Flexibility in accepting documentation is important, especially in settings with significant numbers of non-traditional students. In some instances, documentation may be outdated or inadequate in scope or content. In other instances, it may not address the student’s current level of functioning or need for accommodations and support services because observed changes may have occurred in the student’s performance since the previous assessment was conducted. Testing/evaluation results should generally be dated no more than three (3) for high school students and five years (5) for adults. Consequently, it may be appropriate for a qualified professional to update the evaluation report. The purpose of this update is to determine the student’s current need for accommodations and support services and should include a rationale for ongoing accommodations and support services. In order to receive accommodations and support services, prior verification must meet the same guidelines as outlined previously. A diagnosis of a learning disability documented by a qualified professional (whether in private practice or in a previous school setting) does not automatically guarantee that identical accommodations and support services will be provided. Documentation for students who have been determined eligible for accommodations and support services according to the criteria established by the California Community College system will be reviewed in accordance with the above prescribed CSU methodology and criteria. If accommodations and support services are not clearly identified and supported by history and test results, the CSU will seek clarification and more information. The final determination for providing appropriate and reasonable accommodations and support services rests with the CSU campus.

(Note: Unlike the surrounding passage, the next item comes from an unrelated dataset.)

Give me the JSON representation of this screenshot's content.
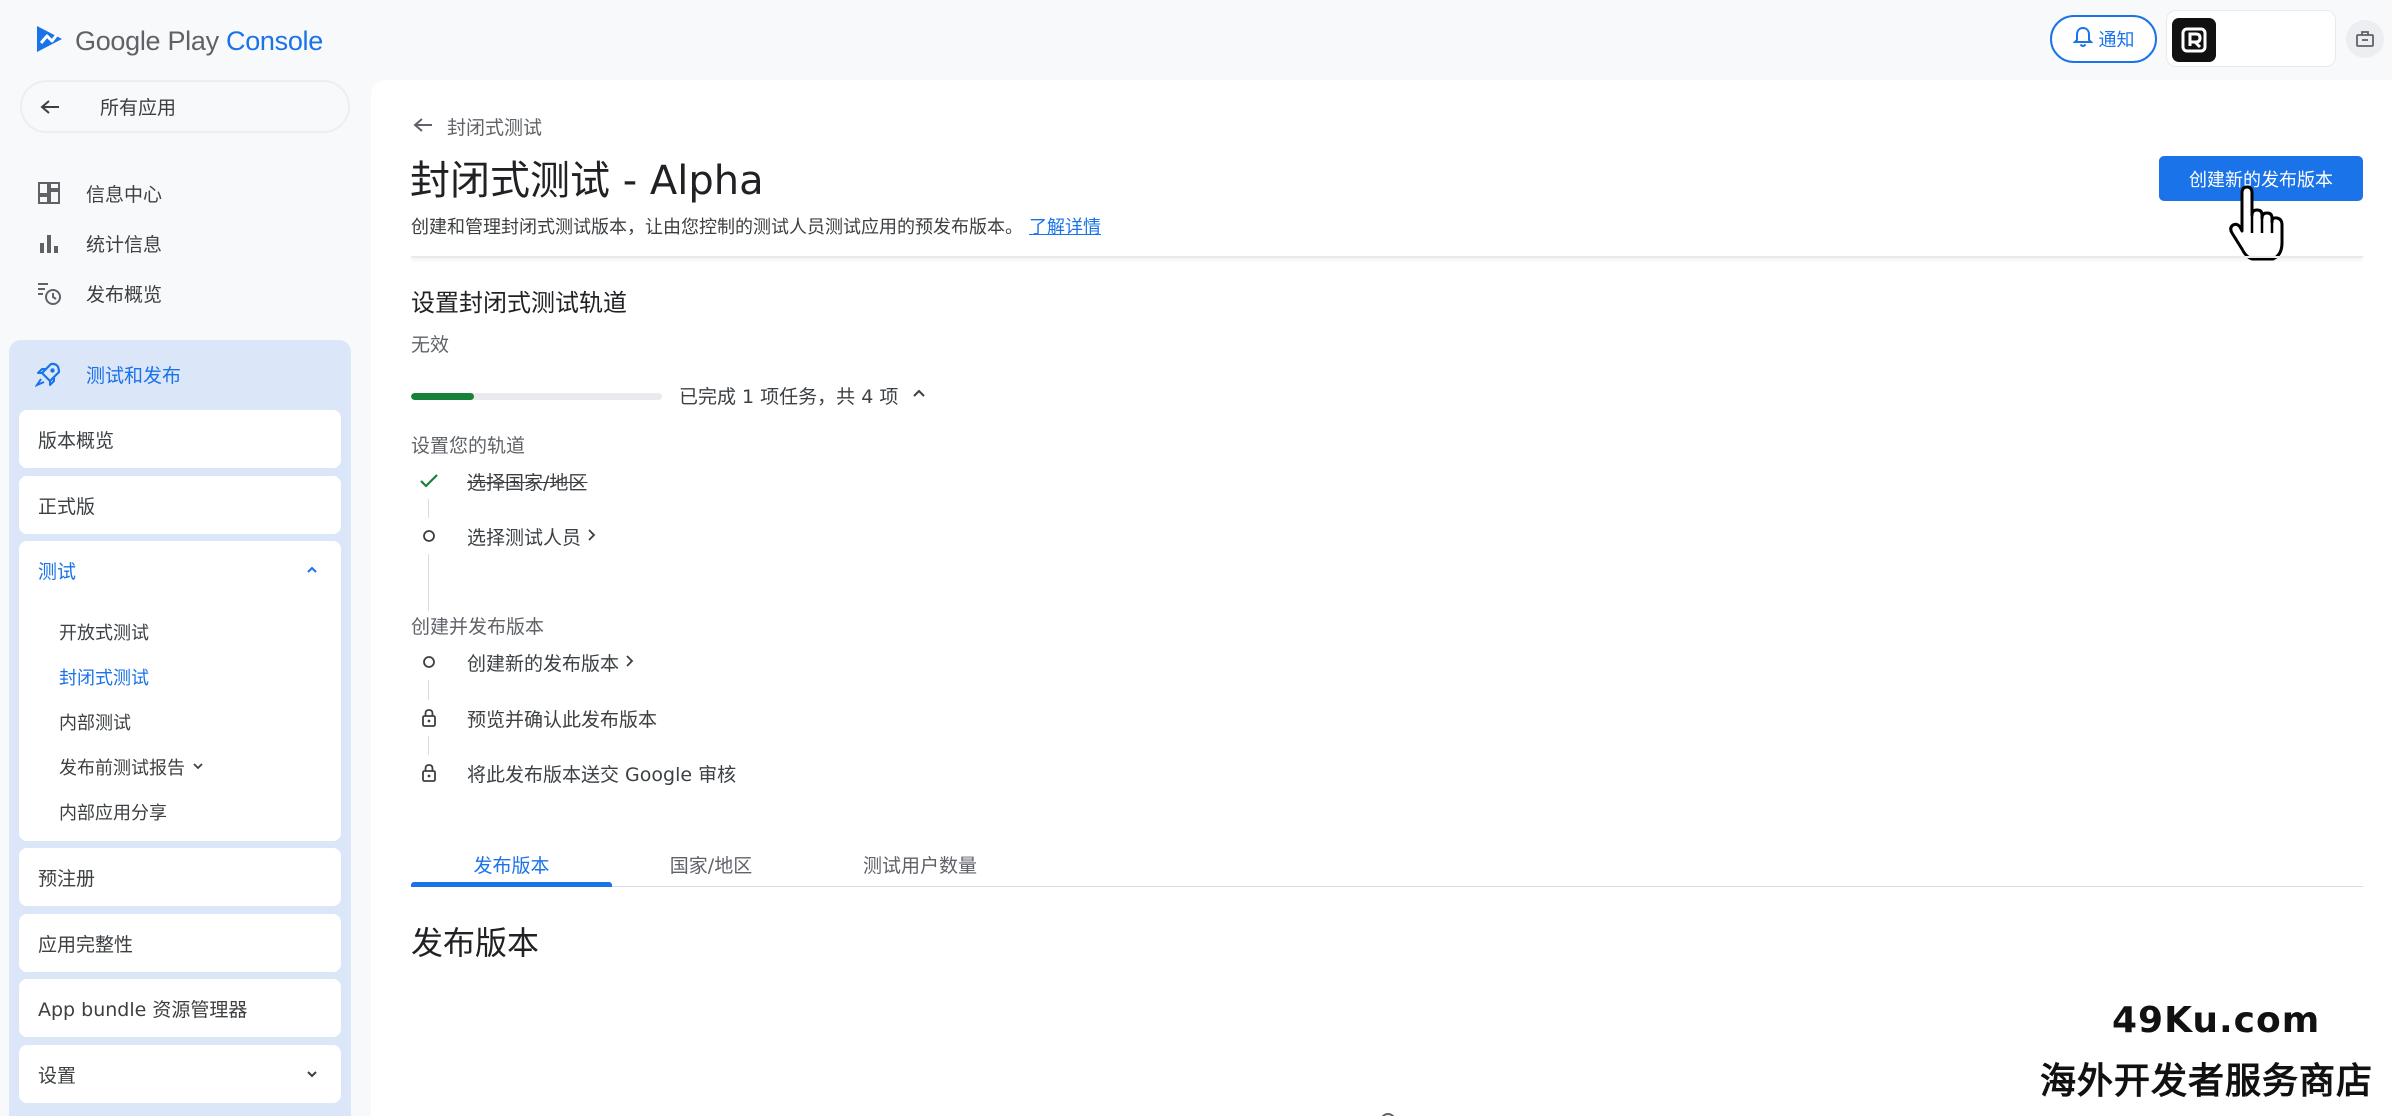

8.    Recommendations for Accommodations and Support Services

It is important to recognize that needed accommodations and support services can change over time and are not always identified through an initial diagnostic process. Conversely, a prior history of accommodation(s) does not, in and of itself, warrant the provision of a similar accommodation(s). Accommodations and support services will be directly related to the diagnostic results. The final determination of appropriate and reasonable accommodations and support services rests with the CSU campus.


IV.   Student Appeal Process

Pursuant to Section 504 and the ADA, students with disabilities who are denied a requested accommodation may appeal the decision through on-campus informal and formal accommodation dispute resolution processes